***** RECORD SET *****
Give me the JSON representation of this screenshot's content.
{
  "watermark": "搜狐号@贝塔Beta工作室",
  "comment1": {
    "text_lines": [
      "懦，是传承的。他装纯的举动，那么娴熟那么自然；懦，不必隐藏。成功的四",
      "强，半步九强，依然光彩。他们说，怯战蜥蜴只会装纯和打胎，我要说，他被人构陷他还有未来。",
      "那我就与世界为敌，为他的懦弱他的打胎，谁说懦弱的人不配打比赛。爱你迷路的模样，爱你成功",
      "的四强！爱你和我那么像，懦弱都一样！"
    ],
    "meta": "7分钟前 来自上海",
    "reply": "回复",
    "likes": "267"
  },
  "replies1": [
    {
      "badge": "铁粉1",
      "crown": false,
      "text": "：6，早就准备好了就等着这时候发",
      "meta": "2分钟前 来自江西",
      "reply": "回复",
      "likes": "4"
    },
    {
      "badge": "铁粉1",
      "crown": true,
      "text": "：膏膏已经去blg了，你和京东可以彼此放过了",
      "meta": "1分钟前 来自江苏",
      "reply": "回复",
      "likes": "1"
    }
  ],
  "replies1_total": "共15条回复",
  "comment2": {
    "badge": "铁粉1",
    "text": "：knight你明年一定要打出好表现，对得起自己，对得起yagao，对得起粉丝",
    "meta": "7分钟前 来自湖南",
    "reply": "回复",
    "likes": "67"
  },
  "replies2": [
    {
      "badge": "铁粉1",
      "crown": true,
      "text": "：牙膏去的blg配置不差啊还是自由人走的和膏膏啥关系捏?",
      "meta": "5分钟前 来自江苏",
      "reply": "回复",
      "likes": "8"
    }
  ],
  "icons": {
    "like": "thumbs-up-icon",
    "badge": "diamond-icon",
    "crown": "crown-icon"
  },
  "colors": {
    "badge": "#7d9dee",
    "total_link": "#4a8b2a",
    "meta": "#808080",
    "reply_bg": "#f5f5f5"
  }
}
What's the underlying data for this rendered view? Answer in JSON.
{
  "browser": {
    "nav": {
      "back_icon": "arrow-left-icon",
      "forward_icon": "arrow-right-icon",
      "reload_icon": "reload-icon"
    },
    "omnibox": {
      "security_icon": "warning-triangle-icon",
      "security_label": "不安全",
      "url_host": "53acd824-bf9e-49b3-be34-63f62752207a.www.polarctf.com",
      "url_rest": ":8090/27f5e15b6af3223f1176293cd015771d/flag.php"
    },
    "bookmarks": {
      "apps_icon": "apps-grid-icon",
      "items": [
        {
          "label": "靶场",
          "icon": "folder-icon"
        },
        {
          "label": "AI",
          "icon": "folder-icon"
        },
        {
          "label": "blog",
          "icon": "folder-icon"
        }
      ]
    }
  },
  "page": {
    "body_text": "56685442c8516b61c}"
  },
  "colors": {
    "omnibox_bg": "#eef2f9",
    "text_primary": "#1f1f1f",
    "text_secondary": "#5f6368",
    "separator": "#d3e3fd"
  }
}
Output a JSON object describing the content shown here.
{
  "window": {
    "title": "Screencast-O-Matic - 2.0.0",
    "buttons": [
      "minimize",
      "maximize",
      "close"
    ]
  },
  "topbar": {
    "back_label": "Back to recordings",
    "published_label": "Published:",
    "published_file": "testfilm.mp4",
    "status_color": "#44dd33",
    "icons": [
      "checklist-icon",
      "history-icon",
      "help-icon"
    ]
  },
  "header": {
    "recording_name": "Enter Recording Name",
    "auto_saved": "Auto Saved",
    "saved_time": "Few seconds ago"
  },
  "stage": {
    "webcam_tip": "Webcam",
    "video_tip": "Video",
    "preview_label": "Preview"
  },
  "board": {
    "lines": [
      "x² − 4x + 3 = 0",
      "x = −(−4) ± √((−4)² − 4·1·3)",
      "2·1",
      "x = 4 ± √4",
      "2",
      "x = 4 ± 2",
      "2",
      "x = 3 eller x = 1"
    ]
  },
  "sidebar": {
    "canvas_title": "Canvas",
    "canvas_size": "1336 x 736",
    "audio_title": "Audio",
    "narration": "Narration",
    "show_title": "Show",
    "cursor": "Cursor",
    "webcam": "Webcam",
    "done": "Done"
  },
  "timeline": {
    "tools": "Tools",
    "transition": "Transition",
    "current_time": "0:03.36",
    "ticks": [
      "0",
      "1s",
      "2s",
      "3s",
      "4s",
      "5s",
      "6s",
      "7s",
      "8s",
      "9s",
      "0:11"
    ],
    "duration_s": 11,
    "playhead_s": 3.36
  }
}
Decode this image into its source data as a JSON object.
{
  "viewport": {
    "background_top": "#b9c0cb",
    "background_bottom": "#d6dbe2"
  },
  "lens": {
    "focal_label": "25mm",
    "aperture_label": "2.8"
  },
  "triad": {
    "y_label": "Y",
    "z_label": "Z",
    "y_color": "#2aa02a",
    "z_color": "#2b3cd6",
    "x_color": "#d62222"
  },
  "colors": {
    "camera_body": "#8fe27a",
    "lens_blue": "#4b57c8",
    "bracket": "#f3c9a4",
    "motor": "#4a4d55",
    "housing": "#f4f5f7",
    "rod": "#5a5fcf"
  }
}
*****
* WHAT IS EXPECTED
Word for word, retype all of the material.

* TASK OUTPUT
Give me the JSON representation of this screenshot's content.
{
  "watermark": "搜狐号@贝塔Beta工作室",
  "comment1": {
    "text_lines": [
      "懦，是传承的。他装纯的举动，那么娴熟那么自然；懦，不必隐藏。成功的四",
      "强，半步九强，依然光彩。他们说，怯战蜥蜴只会装纯和打胎，我要说，他被人构陷他还有未来。",
      "那我就与世界为敌，为他的懦弱他的打胎，谁说懦弱的人不配打比赛。爱你迷路的模样，爱你成功",
      "的四强！爱你和我那么像，懦弱都一样！"
    ],
    "meta": "7分钟前 来自上海",
    "reply": "回复",
    "likes": "267"
  },
  "replies1": [
    {
      "badge": "铁粉1",
      "crown": false,
      "text": "：6，早就准备好了就等着这时候发",
      "meta": "2分钟前 来自江西",
      "reply": "回复",
      "likes": "4"
    },
    {
      "badge": "铁粉1",
      "crown": true,
      "text": "：膏膏已经去blg了，你和京东可以彼此放过了",
      "meta": "1分钟前 来自江苏",
      "reply": "回复",
      "likes": "1"
    }
  ],
  "replies1_total": "共15条回复",
  "comment2": {
    "badge": "铁粉1",
    "text": "：knight你明年一定要打出好表现，对得起自己，对得起yagao，对得起粉丝",
    "meta": "7分钟前 来自湖南",
    "reply": "回复",
    "likes": "67"
  },
  "replies2": [
    {
      "badge": "铁粉1",
      "crown": true,
      "text": "：牙膏去的blg配置不差啊还是自由人走的和膏膏啥关系捏?",
      "meta": "5分钟前 来自江苏",
      "reply": "回复",
      "likes": "8"
    }
  ],
  "icons": {
    "like": "thumbs-up-icon",
    "badge": "diamond-icon",
    "crown": "crown-icon"
  },
  "colors": {
    "badge": "#7d9dee",
    "total_link": "#4a8b2a",
    "meta": "#808080",
    "reply_bg": "#f5f5f5"
  }
}
What's the underlying data for this rendered view? Answer in JSON.
{
  "browser": {
    "nav": {
      "back_icon": "arrow-left-icon",
      "forward_icon": "arrow-right-icon",
      "reload_icon": "reload-icon"
    },
    "omnibox": {
      "security_icon": "warning-triangle-icon",
      "security_label": "不安全",
      "url_host": "53acd824-bf9e-49b3-be34-63f62752207a.www.polarctf.com",
      "url_rest": ":8090/27f5e15b6af3223f1176293cd015771d/flag.php"
    },
    "bookmarks": {
      "apps_icon": "apps-grid-icon",
      "items": [
        {
          "label": "靶场",
          "icon": "folder-icon"
        },
        {
          "label": "AI",
          "icon": "folder-icon"
        },
        {
          "label": "blog",
          "icon": "folder-icon"
        }
      ]
    }
  },
  "page": {
    "body_text": "56685442c8516b61c}"
  },
  "colors": {
    "omnibox_bg": "#eef2f9",
    "text_primary": "#1f1f1f",
    "text_secondary": "#5f6368",
    "separator": "#d3e3fd"
  }
}
Output a JSON object describing the content shown here.
{
  "window": {
    "title": "Screencast-O-Matic - 2.0.0",
    "buttons": [
      "minimize",
      "maximize",
      "close"
    ]
  },
  "topbar": {
    "back_label": "Back to recordings",
    "published_label": "Published:",
    "published_file": "testfilm.mp4",
    "status_color": "#44dd33",
    "icons": [
      "checklist-icon",
      "history-icon",
      "help-icon"
    ]
  },
  "header": {
    "recording_name": "Enter Recording Name",
    "auto_saved": "Auto Saved",
    "saved_time": "Few seconds ago"
  },
  "stage": {
    "webcam_tip": "Webcam",
    "video_tip": "Video",
    "preview_label": "Preview"
  },
  "board": {
    "lines": [
      "x² − 4x + 3 = 0",
      "x = −(−4) ± √((−4)² − 4·1·3)",
      "2·1",
      "x = 4 ± √4",
      "2",
      "x = 4 ± 2",
      "2",
      "x = 3 eller x = 1"
    ]
  },
  "sidebar": {
    "canvas_title": "Canvas",
    "canvas_size": "1336 x 736",
    "audio_title": "Audio",
    "narration": "Narration",
    "show_title": "Show",
    "cursor": "Cursor",
    "webcam": "Webcam",
    "done": "Done"
  },
  "timeline": {
    "tools": "Tools",
    "transition": "Transition",
    "current_time": "0:03.36",
    "ticks": [
      "0",
      "1s",
      "2s",
      "3s",
      "4s",
      "5s",
      "6s",
      "7s",
      "8s",
      "9s",
      "0:11"
    ],
    "duration_s": 11,
    "playhead_s": 3.36
  }
}
Decode this image into its source data as a JSON object.
{
  "viewport": {
    "background_top": "#b9c0cb",
    "background_bottom": "#d6dbe2"
  },
  "lens": {
    "focal_label": "25mm",
    "aperture_label": "2.8"
  },
  "triad": {
    "y_label": "Y",
    "z_label": "Z",
    "y_color": "#2aa02a",
    "z_color": "#2b3cd6",
    "x_color": "#d62222"
  },
  "colors": {
    "camera_body": "#8fe27a",
    "lens_blue": "#4b57c8",
    "bracket": "#f3c9a4",
    "motor": "#4a4d55",
    "housing": "#f4f5f7",
    "rod": "#5a5fcf"
  }
}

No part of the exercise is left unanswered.